Meet Dominic Lor, a rather young Malaysian male ballet dancer with plenty of accomplishments, including receiving a scholarship at Kirov Academy of Ballet – one of the world’s elite ballet academies. Today we uncover what it truly takes to be a ballerino.
In light of the Olympics, undeniably one of the most popular sporting events in the world, taking place in Tokyo, Japan this year it is unfortunate that not all sports make the cut—even some of our favourites. In the spirit of celebrating some of these sports, we at Augustman Malaysia would like to uncover some uncommon and under-appreciated sports around the world.
The son of a ballet teacher, Dominic was told to sit in for a class to accompany another male ballet student. He was a young boy with big dreams, and wanted to become an automotive engineer, but what initially started as a favour quickly became his passion — it’s like when love calls, your body just naturally answers. Now you can find him dancing in an airy studio, with the loud yet gentle music playing in the background, accompanied by the whirring fan on the ceiling. He is definitely no stranger to the local dance community where he has locally trained and later ventured overseas to pursue his passion for dance, even receiving a scholarship to attend the Kirov Academy of Ballet in Washington, D.C.

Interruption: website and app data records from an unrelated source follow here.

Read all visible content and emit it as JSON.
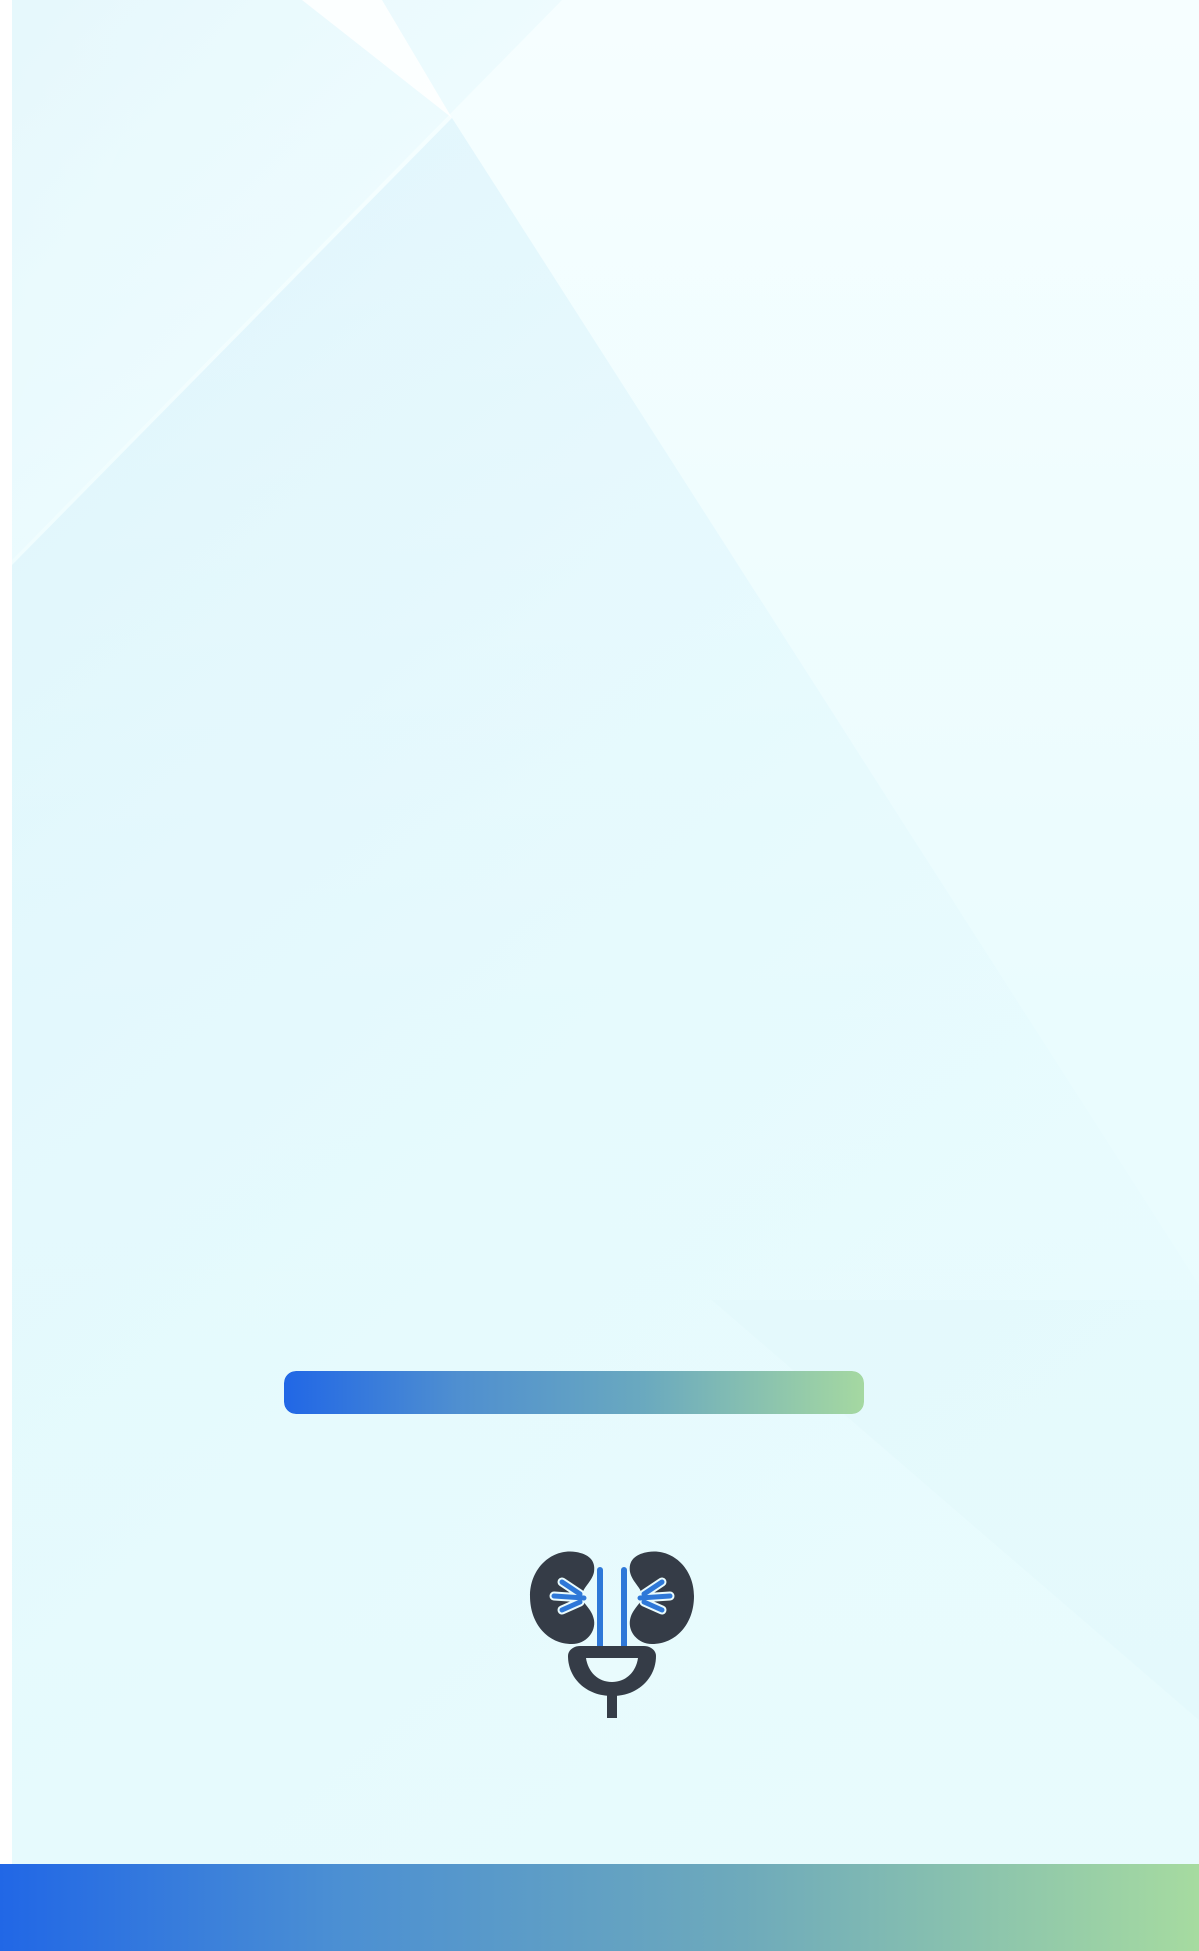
{
  "app": {
    "screen": "splash"
  },
  "loading": {
    "progress_fraction": 1.0,
    "bar_colors": [
      "#2167e6",
      "#4f8fd0",
      "#6aa9bf",
      "#a5d8a1"
    ]
  },
  "logo": {
    "icon": "kidney-bladder-icon",
    "colors": {
      "organ": "#353c47",
      "vessel": "#2e78d8"
    }
  },
  "theme": {
    "background": "#eafcfe",
    "accent": "#2167e6",
    "accent_secondary": "#a6dba0"
  }
}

We sat down with Dominic to ask him a few questions about his life being a male ballet dancer:
What inspired you to take up ballet?
To be honest, I wasn’t really inspired to take up ballet since I’ve never actually wanted to dance. My parents own a dance school and my mother is a ballet teacher herself, so she took the initiative to enrol me in her classes and I just went along with the flow. Slowly, I began to realise I had a knack for ballet and that I truly enjoy dancing.
For anyone who’s interested, can you offer some top tips for getting into ballet?
If you have friends, go along with them. It’s really just going out there and looking for a place that suits you. But my number one tip is to go for it. If you want to do it, don’t worry about what people might think or say about you. It’s all about whether you’re serious about it. It’s never too late to start ballet, though I think it’s a bonus if you can naturally move to the music, and flexibility plays a big part as well! However, it’s never too late to start training your body to be flexible.
What is it like being a male ballet dancer in Malaysia? Did you have to deal with a lot of prejudice and discrimination surrounding your interest in ballet? If so, how did you overcome those pressures?
I think I’ve had my fair share of hardships and discrimination surrounding my interest in ballet. When I was in secondary school, I was constantly called names like “gay,” “sissy” or “weird.” But that doesn’t stop me from pursuing what I love. I mean it does feel a little lonely since male ballet dancers are as rare as they come, especially so in Malaysia, it’s like finding a needle in a haystack. However, nowadays I see and meet more men who share the same interest as I do so that definitely acts as a sense of encouragement.
I heard it is a requirement for ballerinos to not only be strong and athletic but graceful and precise. Do you have to keep to a strict diet or training when you’re preparing for performances?
Considering how we have to jump higher than most NBA players and lift women over our heads on a regular basis, we do have to be strong and agile but graceful enough to consistently deliver moves and performances that rival any professional athlete. So I do have to train my body strength regularly, but in terms of diet, I don’t really have to cut down on any carbs or limit my food intake since I’m already so scrawny.